Leopoldo Fernandez, governor of the northern Bolivian state of Pando, is the subject of a manhunt for rebelling against the martial law imposed by President Evo Morales. Pando has witnessed a week of deadly clashes.
Soldiers were hunting a rebel governor in Bolivia on Sunday as President Evo Morales struggled to assert his authority over opposition regions amid worsening unrest.
The troops had orders to arrest Leopoldo Fernandez, governor of the northern state of Pando, for refusing to accept martial law that Morales imposed on his territory, presidential minister Juan Ramon Quintana told reporters.
Pando has been the scene of the worst violence so far in a week of upheaval in Bolivia, with at least 16 people killed there in armed clashes between peasants supporting Morales and anti-government protesters.
Another two people, a soldier and a civilian, were killed Friday when 100 troops flew in to retake the state's principal airport in the town of Cobija from protesters, authorities said.
The five states making up the eastern half of Bolivia are defying Morales and his push for socialist reforms which would break up big ranches to give land to the indigenous poor and redistribute revenues from lucrative gas fields there. They are seeking autonomy, which the government has rejected as illegal.

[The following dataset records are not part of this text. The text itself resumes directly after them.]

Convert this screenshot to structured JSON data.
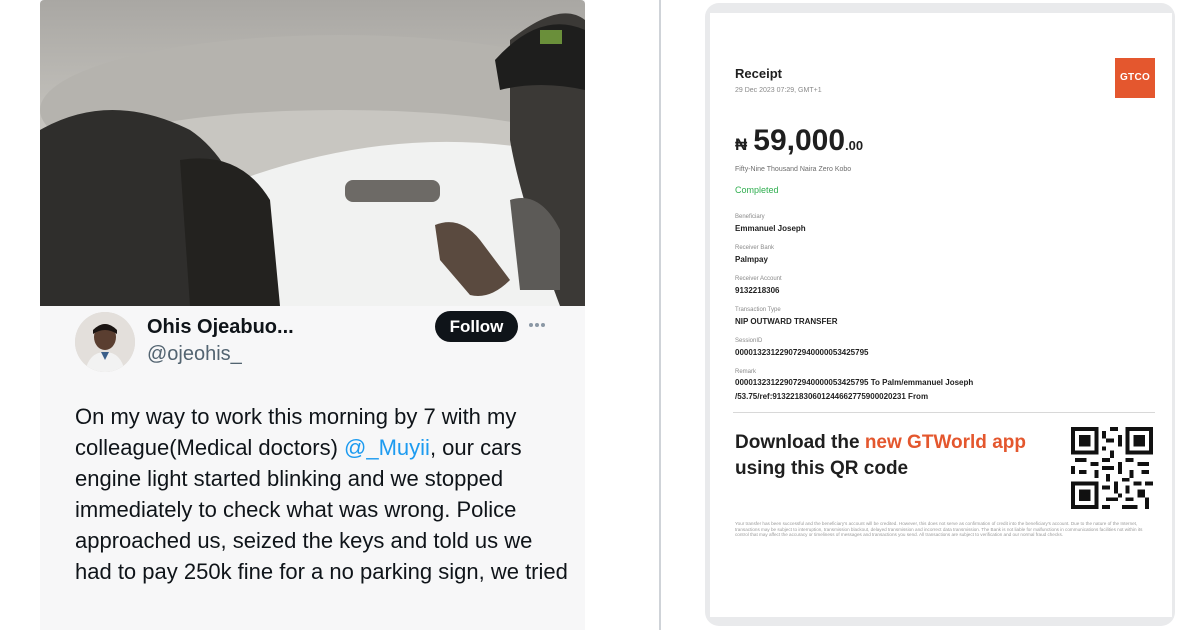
{
  "tweet": {
    "author_name": "Ohis Ojeabuo...",
    "author_handle": "@ojeohis_",
    "follow_label": "Follow",
    "more_icon": "more-horizontal-icon",
    "text_part1": "On my way to work this morning by 7 with my colleague(Medical doctors) ",
    "mention": "@_Muyii",
    "text_part2": ", our cars engine light started blinking and we stopped immediately to check what was wrong. Police approached us, seized the keys and told us we had to pay 250k fine for a no parking sign, we tried"
  },
  "receipt": {
    "title": "Receipt",
    "date": "29 Dec 2023 07:29, GMT+1",
    "logo_text": "GTCO",
    "currency": "₦",
    "amount": "59,000",
    "kobo": ".00",
    "amount_words": "Fifty-Nine Thousand Naira Zero Kobo",
    "status": "Completed",
    "fields": [
      {
        "label": "Beneficiary",
        "value": "Emmanuel Joseph"
      },
      {
        "label": "Receiver Bank",
        "value": "Palmpay"
      },
      {
        "label": "Receiver Account",
        "value": "9132218306"
      },
      {
        "label": "Transaction Type",
        "value": "NIP OUTWARD TRANSFER"
      },
      {
        "label": "SessionID",
        "value": "000013231229072940000053425795"
      },
      {
        "label": "Remark",
        "value": "000013231229072940000053425795 To Palm/emmanuel Joseph /53.75/ref:913221830601244662775900020231 From"
      }
    ],
    "download_part1": "Download the ",
    "download_accent": "new GTWorld app",
    "download_part2": " using this QR code",
    "disclaimer": "Your transfer has been successful and the beneficiary's account will be credited. However, this does not serve as confirmation of credit into the beneficiary's account. Due to the nature of the Internet, transactions may be subject to interruption, transmission blackout, delayed transmission and incorrect data transmission. The Bank is not liable for malfunctions in communications facilities not within its control that may affect the accuracy or timeliness of messages and transactions you send. All transactions are subject to verification and our normal fraud checks.",
    "colors": {
      "accent": "#e4572e",
      "status": "#2fae4f"
    }
  }
}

The political row has been simmering since Morales, a former farmer and union leader, rose to power in 2006 as the poor South American nation's first indigenous leader.

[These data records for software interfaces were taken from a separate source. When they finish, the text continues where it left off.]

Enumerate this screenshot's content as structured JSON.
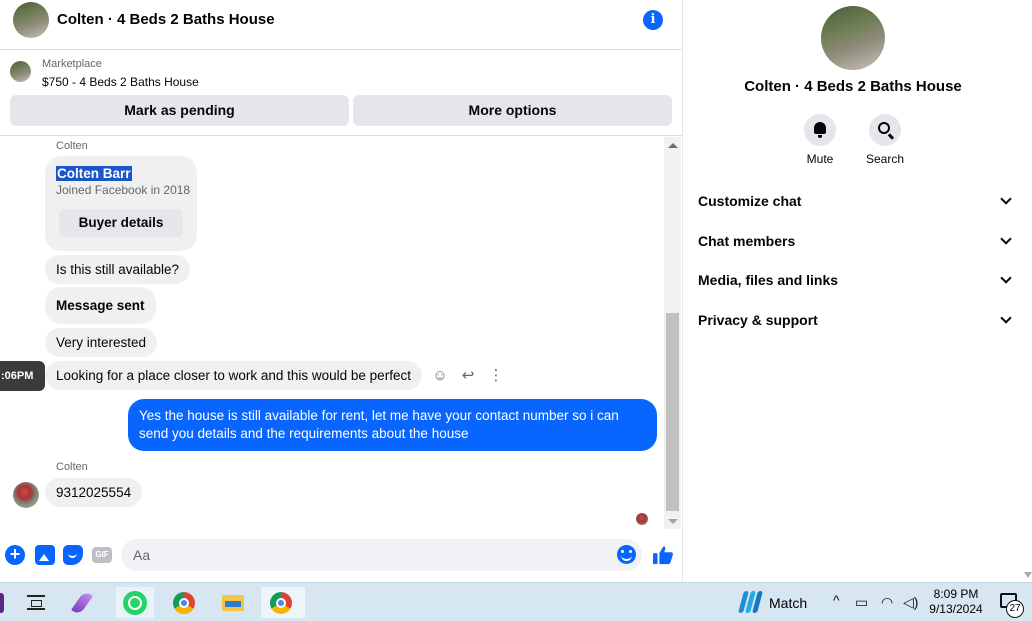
{
  "header": {
    "title": "Colten · 4 Beds 2 Baths House",
    "info_icon": "i"
  },
  "listing": {
    "label": "Marketplace",
    "price_title": "$750 - 4 Beds 2 Baths House",
    "mark_pending_label": "Mark as pending",
    "more_options_label": "More options"
  },
  "messages": {
    "sender_1": "Colten",
    "card": {
      "name": "Colten Barr",
      "joined": "Joined Facebook in 2018",
      "button": "Buyer details"
    },
    "m1": "Is this still available?",
    "m2": "Message sent",
    "m3": "Very interested",
    "m4": "Looking for a place closer to work and this would be perfect",
    "timestamp": ":06PM",
    "out1": "Yes the house is still available for rent, let me have your contact number so i can send you details and the requirements about the house",
    "sender_2": "Colten",
    "m5": "9312025554"
  },
  "composer": {
    "placeholder": "Aa",
    "gif_label": "GIF",
    "plus_label": "+"
  },
  "details": {
    "title": "Colten · 4 Beds 2 Baths House",
    "mute_label": "Mute",
    "search_label": "Search",
    "rows": [
      "Customize chat",
      "Chat members",
      "Media, files and links",
      "Privacy & support"
    ]
  },
  "taskbar": {
    "weather_label": "Match",
    "time": "8:09 PM",
    "date": "9/13/2024",
    "notification_count": "27",
    "tray_chevron": "^"
  },
  "colors": {
    "messenger_blue": "#0866ff",
    "bubble_gray": "#f0f0f0",
    "button_gray": "#e4e6eb"
  }
}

Violence had broken out sporadically before, but the unrest being seen this time was the most brutal and sustained yet. The government has said it fears civil war.
Despite repeated calls from both sides for dialogue, Morales and the rebel governors have dug in to their respective positions.
On Saturday, Morales accused the governors of Santa Cruz, Beni, Pando, Tarija and Chuquisaca of "plotting a fascist, racist coup" against him. He said he would see through his reforms.
"If we don't emerge victorious, we have to die for the country and the Bolivian people," he said.
Each side has blamed the other for the spiralling violence.
Ruben Costas, the governor Santa Cruz who has emerged as the chief opponent to Morales, warned late Saturday: "If there is just one more death or person wounded, any possibility of dialogue will be broken."
The hunt for the Pando governor came after the government accused him of being responsible for the "massacre" of the 16 people, most of them peasants. The interior ministry said it suspects those killed were shot in an ambush.
Fernandez has publicly rejected the martial law imposed on his state since the early hours of Saturday. He also denied reports that he was planning to flee to neighboring Brazil.
The other rebel governors have expressed solidarity with Fernandez and denounced the martial law as an example of Morales's "dictatorial" style.
Radio Patria Nueva said the soldiers sent to Cobija were clashing with armed groups as they tried to take control of the city. Air and road access to Cobija were cut, making verification of the information impossible.
The crisis has taken on an international dimension, with the US ambassador to Bolivia due to return to Washington Sunday after being booted out of the country by Morales, who accused him of supporting the opposition.
Venezuelan President Hugo Chavez, Morales's main ally in Latin America, followed suit, ordering out the US ambassador in Caracas.
Washington retaliated by expelling those two countries' envoys, but the diplomatic spat was spreading to other leftwing nations in the region.
Honduras President Manuel Zelaya has refused to accept the credentials of a new US ambassador to his country, and on Saturday Nicaraguan President Daniel Ortego announced he would snub a planned Central American summit to be attended by US President George W. Bush out of solidarity.
Separately, the Union of South American Nations has called an extraordinary session for Monday in Chile to discuss the Bolivian crisis.
Brazilian President Luiz Inacio Lula da Silva, who has voiced support for Morales, said that meeting would only be meaningful if the Bolivian government and opposition were consulted.
"If we take a decision and neither of the parties respects it, the meeting will be useless," he said.
Date created : 2008-09-14